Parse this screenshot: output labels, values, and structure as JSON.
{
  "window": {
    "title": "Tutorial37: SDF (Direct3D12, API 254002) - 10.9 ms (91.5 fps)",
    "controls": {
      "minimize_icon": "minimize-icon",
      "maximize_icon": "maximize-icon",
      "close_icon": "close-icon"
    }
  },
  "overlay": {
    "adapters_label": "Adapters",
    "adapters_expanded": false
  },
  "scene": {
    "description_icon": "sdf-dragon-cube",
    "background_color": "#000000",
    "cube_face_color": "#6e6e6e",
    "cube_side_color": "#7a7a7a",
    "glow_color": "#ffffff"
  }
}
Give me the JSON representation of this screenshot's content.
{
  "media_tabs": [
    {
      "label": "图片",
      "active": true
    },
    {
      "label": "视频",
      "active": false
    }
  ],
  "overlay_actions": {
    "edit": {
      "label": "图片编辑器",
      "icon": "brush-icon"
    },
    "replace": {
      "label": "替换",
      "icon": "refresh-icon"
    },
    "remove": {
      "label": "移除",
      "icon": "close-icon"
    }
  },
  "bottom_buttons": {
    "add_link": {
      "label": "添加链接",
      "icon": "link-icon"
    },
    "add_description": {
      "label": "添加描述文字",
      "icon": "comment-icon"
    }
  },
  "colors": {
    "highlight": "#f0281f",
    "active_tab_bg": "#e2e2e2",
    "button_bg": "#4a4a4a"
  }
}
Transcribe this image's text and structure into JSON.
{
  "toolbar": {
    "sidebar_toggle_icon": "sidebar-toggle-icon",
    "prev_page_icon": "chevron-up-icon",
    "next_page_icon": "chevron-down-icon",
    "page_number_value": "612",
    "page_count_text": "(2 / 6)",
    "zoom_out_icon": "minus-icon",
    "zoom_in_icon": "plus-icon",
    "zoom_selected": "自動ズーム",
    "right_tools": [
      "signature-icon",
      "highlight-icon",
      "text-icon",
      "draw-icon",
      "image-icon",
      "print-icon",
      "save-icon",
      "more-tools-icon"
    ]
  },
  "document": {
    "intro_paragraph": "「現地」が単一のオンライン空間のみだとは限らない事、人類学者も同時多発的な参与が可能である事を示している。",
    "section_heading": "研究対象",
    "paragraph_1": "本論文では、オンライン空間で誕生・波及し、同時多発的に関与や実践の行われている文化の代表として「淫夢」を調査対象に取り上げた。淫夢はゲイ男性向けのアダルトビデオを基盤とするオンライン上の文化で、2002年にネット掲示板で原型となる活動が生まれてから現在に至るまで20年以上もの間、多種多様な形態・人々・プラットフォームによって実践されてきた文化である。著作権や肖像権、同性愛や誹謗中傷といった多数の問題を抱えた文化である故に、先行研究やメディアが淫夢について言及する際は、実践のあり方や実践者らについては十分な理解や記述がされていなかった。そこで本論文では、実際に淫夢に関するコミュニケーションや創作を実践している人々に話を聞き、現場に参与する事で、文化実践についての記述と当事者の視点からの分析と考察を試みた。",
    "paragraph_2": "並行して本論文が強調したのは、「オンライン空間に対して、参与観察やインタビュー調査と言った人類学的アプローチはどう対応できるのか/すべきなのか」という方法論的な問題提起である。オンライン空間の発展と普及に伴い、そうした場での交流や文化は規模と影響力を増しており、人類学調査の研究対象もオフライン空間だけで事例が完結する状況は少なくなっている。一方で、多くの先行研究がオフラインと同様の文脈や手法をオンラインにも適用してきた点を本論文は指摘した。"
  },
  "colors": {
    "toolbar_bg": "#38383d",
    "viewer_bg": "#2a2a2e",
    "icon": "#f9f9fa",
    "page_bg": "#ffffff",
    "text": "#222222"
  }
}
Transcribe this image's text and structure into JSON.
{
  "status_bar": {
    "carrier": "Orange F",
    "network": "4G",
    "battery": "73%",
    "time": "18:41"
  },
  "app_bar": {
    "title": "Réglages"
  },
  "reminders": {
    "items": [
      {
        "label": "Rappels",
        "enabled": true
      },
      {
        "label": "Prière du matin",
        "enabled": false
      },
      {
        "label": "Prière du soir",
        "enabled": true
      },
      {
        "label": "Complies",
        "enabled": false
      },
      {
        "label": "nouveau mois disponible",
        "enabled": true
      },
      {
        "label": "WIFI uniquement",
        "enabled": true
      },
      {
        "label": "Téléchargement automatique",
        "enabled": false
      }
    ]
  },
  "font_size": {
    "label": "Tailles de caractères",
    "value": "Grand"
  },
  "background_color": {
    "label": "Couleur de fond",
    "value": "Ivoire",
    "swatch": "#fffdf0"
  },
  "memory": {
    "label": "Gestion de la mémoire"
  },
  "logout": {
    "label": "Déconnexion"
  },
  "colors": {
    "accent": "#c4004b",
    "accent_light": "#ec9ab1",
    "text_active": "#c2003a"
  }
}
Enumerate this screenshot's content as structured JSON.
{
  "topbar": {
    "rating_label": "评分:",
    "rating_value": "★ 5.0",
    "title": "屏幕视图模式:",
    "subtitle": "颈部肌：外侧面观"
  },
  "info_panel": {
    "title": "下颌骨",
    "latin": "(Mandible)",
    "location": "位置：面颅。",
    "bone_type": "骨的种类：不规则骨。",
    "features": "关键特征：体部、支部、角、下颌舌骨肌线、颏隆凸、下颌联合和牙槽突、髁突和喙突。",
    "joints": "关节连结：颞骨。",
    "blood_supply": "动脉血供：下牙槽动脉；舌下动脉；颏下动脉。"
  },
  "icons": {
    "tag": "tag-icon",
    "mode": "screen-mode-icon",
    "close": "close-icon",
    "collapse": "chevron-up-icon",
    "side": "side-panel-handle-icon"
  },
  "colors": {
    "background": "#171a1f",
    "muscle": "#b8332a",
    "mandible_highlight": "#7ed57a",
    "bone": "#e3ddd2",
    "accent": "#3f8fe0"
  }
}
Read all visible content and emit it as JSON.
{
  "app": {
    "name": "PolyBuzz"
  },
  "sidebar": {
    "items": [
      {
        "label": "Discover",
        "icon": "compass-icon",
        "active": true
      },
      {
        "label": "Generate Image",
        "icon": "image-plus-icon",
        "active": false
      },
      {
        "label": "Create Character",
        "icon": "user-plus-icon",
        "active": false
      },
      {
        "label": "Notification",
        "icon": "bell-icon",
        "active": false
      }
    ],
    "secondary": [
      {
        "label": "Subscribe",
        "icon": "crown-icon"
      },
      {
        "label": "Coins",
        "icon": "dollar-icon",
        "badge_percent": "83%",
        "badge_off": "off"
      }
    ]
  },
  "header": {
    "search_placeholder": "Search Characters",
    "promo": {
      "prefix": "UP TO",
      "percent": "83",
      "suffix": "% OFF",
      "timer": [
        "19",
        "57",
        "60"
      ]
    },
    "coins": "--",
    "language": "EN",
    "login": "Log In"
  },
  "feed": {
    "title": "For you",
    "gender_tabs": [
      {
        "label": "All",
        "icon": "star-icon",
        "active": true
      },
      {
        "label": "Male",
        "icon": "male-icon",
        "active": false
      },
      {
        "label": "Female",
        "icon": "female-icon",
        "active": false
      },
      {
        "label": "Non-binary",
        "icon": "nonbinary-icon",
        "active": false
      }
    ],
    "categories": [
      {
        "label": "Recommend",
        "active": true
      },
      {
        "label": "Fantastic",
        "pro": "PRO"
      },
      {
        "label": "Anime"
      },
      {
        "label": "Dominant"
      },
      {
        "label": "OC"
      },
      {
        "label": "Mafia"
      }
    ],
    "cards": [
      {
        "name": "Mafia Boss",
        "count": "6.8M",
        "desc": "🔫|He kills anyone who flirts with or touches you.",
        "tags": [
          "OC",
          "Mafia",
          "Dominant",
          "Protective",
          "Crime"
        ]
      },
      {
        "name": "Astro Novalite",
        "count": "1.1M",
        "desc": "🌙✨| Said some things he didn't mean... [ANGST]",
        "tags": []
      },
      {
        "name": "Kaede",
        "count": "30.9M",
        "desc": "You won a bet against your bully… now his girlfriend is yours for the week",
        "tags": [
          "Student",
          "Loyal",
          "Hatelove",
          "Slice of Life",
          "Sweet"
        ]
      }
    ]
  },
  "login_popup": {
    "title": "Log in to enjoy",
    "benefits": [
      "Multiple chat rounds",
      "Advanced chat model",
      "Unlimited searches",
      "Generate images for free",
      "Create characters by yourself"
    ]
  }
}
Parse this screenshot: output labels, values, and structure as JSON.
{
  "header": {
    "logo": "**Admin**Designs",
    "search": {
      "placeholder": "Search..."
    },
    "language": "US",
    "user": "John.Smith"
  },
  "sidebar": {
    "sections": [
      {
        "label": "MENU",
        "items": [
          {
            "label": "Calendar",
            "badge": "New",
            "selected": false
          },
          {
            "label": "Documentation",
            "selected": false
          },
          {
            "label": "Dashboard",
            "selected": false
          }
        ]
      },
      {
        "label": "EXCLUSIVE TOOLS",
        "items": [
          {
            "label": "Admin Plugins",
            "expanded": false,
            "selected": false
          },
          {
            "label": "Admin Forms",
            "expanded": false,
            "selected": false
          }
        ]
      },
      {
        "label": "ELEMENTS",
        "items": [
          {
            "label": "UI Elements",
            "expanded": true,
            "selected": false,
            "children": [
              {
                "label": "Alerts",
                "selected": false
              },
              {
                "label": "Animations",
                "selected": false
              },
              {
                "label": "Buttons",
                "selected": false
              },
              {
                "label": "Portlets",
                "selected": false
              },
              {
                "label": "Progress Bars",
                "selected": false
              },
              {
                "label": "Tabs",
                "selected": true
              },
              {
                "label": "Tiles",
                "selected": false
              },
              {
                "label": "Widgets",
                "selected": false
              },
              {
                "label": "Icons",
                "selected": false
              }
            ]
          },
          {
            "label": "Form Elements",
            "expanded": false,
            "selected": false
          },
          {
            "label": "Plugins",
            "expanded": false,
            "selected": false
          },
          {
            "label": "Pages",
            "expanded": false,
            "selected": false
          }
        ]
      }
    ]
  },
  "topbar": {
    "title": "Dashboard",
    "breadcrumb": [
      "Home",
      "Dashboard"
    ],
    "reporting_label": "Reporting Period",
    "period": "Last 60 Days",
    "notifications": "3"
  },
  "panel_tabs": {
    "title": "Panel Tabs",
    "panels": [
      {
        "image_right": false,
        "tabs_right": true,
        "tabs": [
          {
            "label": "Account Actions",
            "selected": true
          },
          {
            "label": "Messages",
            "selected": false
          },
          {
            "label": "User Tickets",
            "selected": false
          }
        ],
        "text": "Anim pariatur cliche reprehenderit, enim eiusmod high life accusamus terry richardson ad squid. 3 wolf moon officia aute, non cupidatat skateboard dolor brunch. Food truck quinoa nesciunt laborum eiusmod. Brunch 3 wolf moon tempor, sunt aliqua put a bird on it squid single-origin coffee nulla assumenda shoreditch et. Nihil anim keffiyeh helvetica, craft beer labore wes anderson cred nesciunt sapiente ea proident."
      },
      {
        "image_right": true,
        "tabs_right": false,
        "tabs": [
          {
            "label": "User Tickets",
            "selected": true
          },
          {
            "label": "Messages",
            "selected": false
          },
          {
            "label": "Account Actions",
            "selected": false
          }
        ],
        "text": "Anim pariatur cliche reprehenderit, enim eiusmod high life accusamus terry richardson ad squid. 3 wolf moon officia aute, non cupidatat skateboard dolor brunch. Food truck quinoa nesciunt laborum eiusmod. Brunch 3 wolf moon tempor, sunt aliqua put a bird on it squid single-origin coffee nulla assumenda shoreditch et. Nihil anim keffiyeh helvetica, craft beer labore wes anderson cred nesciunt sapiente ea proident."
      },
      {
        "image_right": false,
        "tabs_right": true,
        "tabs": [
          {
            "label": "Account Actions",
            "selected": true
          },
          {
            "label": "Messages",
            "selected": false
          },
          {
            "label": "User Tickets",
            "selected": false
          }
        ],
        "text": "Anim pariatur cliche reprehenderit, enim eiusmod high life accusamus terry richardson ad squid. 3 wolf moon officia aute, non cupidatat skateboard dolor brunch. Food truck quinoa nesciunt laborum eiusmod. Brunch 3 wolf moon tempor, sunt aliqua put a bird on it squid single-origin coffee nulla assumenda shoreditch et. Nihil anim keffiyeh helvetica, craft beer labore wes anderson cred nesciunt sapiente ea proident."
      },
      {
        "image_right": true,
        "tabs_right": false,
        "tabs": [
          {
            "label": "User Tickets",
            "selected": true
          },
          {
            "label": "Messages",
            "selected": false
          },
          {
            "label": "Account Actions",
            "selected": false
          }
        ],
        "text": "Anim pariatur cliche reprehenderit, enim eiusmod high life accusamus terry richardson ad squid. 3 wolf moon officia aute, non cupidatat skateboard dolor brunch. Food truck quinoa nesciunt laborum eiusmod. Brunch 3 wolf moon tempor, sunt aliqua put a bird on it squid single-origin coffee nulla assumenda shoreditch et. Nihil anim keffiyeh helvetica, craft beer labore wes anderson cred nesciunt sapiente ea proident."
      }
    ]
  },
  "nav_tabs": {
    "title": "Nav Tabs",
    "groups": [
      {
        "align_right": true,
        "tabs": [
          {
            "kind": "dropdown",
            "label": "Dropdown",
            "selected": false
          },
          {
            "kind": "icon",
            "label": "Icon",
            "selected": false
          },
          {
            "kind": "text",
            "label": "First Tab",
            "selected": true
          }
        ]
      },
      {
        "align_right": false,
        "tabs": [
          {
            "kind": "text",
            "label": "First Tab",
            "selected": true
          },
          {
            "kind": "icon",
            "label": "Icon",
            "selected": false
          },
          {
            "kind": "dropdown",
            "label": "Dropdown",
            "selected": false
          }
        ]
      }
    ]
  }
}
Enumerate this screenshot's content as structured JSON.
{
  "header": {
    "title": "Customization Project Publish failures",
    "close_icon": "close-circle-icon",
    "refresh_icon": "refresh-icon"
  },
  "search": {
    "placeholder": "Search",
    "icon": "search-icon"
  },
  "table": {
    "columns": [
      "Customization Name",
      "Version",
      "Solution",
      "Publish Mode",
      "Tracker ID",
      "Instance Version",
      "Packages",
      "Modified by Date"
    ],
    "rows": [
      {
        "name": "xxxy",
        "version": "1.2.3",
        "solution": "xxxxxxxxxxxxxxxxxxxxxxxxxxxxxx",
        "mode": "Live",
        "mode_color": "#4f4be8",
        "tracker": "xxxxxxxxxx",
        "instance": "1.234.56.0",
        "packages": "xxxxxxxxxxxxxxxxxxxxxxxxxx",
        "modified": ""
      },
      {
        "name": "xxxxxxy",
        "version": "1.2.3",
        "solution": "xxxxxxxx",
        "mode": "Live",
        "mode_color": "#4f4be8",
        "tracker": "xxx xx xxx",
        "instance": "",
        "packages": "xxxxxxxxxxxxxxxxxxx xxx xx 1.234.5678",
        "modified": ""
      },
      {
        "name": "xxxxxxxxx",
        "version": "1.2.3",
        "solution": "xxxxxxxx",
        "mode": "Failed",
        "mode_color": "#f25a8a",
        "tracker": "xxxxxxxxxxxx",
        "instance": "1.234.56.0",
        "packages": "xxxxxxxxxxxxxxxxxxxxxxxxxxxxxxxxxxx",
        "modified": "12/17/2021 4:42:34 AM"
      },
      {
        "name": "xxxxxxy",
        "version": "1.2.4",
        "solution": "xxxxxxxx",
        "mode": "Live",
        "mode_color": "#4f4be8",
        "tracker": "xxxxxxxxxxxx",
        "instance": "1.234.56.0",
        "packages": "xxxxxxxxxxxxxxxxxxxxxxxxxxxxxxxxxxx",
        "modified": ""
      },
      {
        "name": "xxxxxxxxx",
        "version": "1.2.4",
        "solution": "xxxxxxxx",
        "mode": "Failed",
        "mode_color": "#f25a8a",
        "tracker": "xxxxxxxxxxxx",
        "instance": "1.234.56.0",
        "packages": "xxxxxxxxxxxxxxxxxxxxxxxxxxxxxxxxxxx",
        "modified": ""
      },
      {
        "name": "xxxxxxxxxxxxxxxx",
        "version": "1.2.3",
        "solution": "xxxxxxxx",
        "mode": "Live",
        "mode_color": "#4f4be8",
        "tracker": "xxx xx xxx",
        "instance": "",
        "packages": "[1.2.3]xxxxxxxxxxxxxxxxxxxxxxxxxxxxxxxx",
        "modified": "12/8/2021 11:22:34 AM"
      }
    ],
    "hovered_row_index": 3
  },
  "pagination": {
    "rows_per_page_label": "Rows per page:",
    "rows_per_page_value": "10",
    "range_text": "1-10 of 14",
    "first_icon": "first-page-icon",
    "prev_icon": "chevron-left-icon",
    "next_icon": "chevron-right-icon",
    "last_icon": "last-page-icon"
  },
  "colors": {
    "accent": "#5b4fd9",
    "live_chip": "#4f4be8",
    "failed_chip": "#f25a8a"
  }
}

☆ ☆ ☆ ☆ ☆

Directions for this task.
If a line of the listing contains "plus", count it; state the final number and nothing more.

Answer to this task.
3